-- GIVEN INFORMATION follows --

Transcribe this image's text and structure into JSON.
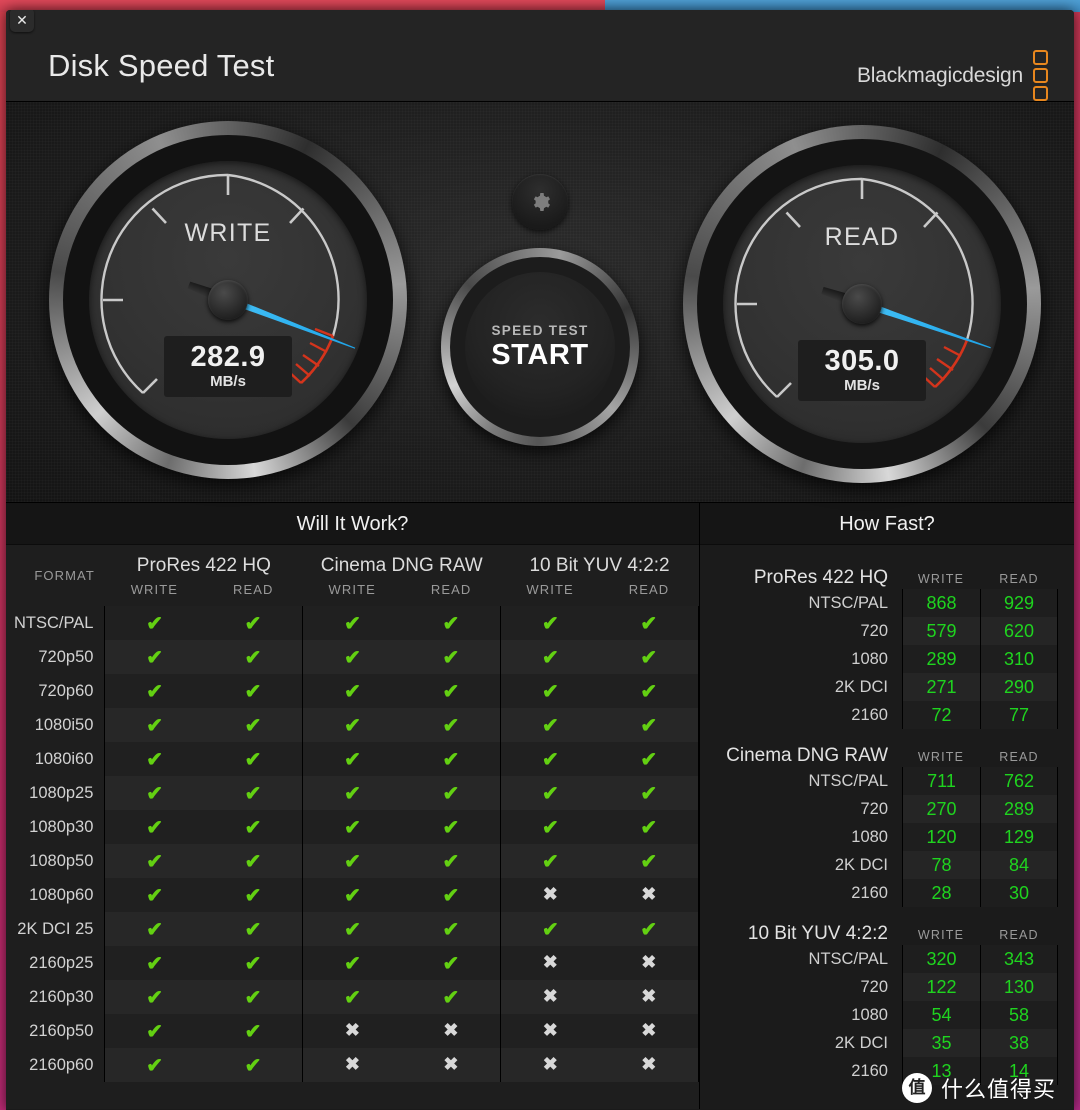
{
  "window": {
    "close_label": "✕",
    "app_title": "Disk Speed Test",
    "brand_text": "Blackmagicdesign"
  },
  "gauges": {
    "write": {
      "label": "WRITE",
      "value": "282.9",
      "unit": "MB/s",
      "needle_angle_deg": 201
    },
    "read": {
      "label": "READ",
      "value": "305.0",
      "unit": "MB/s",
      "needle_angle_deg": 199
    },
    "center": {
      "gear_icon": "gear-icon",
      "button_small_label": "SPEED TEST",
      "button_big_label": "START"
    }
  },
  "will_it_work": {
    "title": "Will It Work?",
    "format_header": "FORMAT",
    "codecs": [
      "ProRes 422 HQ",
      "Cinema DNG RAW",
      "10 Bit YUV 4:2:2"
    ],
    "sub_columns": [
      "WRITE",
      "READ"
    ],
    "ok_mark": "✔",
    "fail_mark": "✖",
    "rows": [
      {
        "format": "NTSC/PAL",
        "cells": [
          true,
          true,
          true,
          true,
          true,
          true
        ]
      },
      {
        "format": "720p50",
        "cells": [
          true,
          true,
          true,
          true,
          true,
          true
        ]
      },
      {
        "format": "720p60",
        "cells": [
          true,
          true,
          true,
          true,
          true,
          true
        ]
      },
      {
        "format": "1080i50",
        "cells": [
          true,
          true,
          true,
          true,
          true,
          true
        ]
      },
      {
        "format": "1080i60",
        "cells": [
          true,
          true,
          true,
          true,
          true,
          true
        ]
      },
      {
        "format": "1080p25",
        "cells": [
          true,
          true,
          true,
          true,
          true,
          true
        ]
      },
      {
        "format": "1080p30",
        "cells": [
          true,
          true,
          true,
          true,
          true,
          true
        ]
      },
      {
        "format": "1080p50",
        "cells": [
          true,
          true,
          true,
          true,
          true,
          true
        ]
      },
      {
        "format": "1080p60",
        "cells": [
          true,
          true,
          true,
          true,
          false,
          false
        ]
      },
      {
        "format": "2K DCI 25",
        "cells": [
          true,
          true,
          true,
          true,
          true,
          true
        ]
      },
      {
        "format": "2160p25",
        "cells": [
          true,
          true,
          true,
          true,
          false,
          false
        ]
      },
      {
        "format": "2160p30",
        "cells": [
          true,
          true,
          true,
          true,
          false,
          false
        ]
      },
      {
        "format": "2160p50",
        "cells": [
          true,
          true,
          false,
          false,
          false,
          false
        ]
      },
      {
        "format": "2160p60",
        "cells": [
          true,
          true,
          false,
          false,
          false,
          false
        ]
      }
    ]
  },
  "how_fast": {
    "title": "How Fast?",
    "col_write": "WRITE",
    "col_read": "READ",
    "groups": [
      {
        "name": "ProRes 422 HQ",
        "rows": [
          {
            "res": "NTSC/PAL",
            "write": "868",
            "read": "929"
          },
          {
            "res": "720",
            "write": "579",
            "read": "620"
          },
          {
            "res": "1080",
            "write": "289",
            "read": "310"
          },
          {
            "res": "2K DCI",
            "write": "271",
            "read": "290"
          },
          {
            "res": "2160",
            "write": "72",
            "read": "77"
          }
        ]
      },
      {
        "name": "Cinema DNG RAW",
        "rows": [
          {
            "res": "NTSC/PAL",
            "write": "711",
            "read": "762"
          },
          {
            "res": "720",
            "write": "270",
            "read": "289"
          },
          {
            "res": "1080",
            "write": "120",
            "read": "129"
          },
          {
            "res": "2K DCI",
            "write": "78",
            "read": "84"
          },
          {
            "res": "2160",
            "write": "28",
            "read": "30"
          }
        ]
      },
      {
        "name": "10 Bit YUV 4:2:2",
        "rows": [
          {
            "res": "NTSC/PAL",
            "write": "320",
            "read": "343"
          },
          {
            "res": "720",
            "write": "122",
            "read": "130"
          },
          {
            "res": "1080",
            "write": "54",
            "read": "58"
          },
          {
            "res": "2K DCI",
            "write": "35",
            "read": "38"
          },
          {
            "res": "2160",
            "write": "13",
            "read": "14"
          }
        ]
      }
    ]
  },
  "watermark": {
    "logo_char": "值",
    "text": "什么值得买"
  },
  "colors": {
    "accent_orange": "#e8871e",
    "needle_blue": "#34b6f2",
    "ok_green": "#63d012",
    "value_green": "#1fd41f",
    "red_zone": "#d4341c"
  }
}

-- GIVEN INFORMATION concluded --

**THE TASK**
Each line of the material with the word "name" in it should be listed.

**EXERCISE RESPONSE**
        "name": "ProRes 422 HQ",
        "name": "Cinema DNG RAW",
        "name": "10 Bit YUV 4:2:2",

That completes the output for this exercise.